. persion are sheared into droplets The arm may, for example, be immersed 20 inches under the surface of the coagulant. The rubber will be coagulated as a fine crumb which will float to the surface and may be removed through a suitable outlet as described. The alum coagulant is replaced as used to maintain the ratio of the volume of the latex to the volume of the alum about 1 to 1 or somewhat less. Other ratios which vary materially from that suggested give satisfactory results, depending upon the concentration of the coagulant, the solids content of the dispersion, etc. In this manner synthetic rubber may be produced at the rate of about 30 to 40 pounds per hour from a single arm.
If the bath is agitated sufficiently to maintain the crumb suspended in the coagulant, a mixture of the crumb and coagulant may be drawn off at any desired level of the tank, with recirculation ofthe liquid after separation of the crumb. The separation may be effected by filtering, centrifuging, etc.
The process is applicable to the coagulation of dispersions of rubber-like and resinous materials generally with any coagulant. Modifications may be made in the apparatus as well as in the process without departing from the scope of the invention which is defined in the appended claims.
What I claim is:

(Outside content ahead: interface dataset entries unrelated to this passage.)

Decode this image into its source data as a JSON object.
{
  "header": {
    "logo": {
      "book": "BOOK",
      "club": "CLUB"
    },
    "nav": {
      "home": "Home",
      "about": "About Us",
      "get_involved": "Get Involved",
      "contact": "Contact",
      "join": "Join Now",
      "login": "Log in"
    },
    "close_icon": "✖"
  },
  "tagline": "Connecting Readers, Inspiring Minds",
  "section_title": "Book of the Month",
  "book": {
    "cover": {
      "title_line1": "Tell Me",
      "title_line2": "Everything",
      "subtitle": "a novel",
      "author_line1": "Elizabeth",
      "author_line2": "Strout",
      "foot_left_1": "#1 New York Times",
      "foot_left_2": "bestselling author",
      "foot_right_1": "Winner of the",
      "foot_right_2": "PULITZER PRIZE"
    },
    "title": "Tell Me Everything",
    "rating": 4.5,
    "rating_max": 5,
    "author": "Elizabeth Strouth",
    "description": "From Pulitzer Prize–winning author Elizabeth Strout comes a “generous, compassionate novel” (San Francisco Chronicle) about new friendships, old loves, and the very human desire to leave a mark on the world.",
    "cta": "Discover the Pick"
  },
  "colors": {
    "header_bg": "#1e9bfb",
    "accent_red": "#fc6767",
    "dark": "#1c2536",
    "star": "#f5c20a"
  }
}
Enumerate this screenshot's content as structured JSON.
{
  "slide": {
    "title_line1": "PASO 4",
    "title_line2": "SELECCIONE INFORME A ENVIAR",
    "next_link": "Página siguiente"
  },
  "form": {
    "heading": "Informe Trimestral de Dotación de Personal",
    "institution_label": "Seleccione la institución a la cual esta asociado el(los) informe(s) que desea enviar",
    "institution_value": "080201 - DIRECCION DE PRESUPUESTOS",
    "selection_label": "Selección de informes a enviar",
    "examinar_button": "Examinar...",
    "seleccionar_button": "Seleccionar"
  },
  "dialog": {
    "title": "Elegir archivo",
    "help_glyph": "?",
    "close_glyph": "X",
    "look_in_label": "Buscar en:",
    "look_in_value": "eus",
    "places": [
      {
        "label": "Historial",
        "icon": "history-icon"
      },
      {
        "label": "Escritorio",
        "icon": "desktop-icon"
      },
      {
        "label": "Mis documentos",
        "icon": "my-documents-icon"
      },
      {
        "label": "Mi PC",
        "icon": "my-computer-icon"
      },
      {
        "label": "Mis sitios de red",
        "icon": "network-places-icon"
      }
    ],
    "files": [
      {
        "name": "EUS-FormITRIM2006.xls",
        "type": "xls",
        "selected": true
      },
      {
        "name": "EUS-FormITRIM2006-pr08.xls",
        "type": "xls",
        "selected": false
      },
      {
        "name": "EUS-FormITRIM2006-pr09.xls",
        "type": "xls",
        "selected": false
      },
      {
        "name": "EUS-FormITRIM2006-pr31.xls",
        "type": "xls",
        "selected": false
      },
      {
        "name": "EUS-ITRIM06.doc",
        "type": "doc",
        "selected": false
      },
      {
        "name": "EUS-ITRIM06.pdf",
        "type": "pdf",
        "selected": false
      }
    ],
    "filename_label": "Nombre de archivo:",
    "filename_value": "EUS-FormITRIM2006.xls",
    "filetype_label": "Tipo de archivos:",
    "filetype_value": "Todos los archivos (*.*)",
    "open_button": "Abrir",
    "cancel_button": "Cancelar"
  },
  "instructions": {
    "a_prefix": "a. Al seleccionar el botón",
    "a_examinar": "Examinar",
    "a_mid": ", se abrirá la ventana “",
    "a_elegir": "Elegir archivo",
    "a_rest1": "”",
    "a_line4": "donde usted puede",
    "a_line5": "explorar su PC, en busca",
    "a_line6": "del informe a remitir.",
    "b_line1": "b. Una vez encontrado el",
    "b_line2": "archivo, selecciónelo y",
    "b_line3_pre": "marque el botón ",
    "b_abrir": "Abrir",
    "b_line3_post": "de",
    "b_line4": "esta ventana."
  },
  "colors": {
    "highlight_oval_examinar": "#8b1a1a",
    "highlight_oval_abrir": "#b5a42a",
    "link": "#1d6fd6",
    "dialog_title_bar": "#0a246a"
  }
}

1. The process of coagulating a dispersion which on coagulation produces a rubber-like product, which process comprises maintaining a bath of coagulant, feeding a plurality of streams of the dispersion to rapidly and continuously changing locations under the surface of the bath of the coagulant, whereby the streams of the diswhich on coagulation product a crumb of rubber-like particles, allowing the resulting crumb to rise to the surface of the body of coagulant, breaking up at the surface any agglomerates formed therefrom, and then separating the resultant material from th surface of the body of coagulant.
2. The process of coagulating a dispersion which on coagulation produces a rubber-like product, which process comprises maintaining a bath of coagulant, feeding a plurality of streams of the dispersion to rapidly and continuously changing locations under the surface of the bath of the coagulant, whereby the streams of the dispersion are sheared into droplets which on coagulation produce a crumb of rubber-like particles. I
JOHN N. STREET.
REFERENCES CITED The following references are of record in the file of this patent:
UNITED STATES PATENTS Number Name Date 490,525 Werner June 24, 1893 734,985 Spindler July 28, 1903 1,320,323 Drueker et a1. Oct. 28, 1919 1,505,479 Maitland Aug. 19, 1924 2,074,988 O'Brien et al Mar. 23, 1937 2,239,753 Martin Apr. 29, 1941 2,366,460 Semon Jan. 2 1945 2,392,542 Matuszak Jan. 8, 1946 2,393,208 Waterman et al. Jan. 15, 1946 2,408,128 Squires et al Sept. 24, 1946 2,426,127 Thomas et a1 Aug. 19, 1947 2,431,478 Hill Nov. 27, 1947 2,459,748 Johnson Jan. 18, 1949 Certificate of Correction Patent No. 2,495,147
JOHN N'. STREET It is hereby certified that error appears in the printed specification of the above numbered patent requiring correction as follows:
Column 6, line 39, for the word product read produce;
and that the said Letters Patent should be read with this correction therein that the same may conform to the record of the case in the Patent Office.
Signed and sealed this 5th day of September, A. D. 1950.
THOMAS F. MURPHY,
Assistant Oommialz'oner of Patents.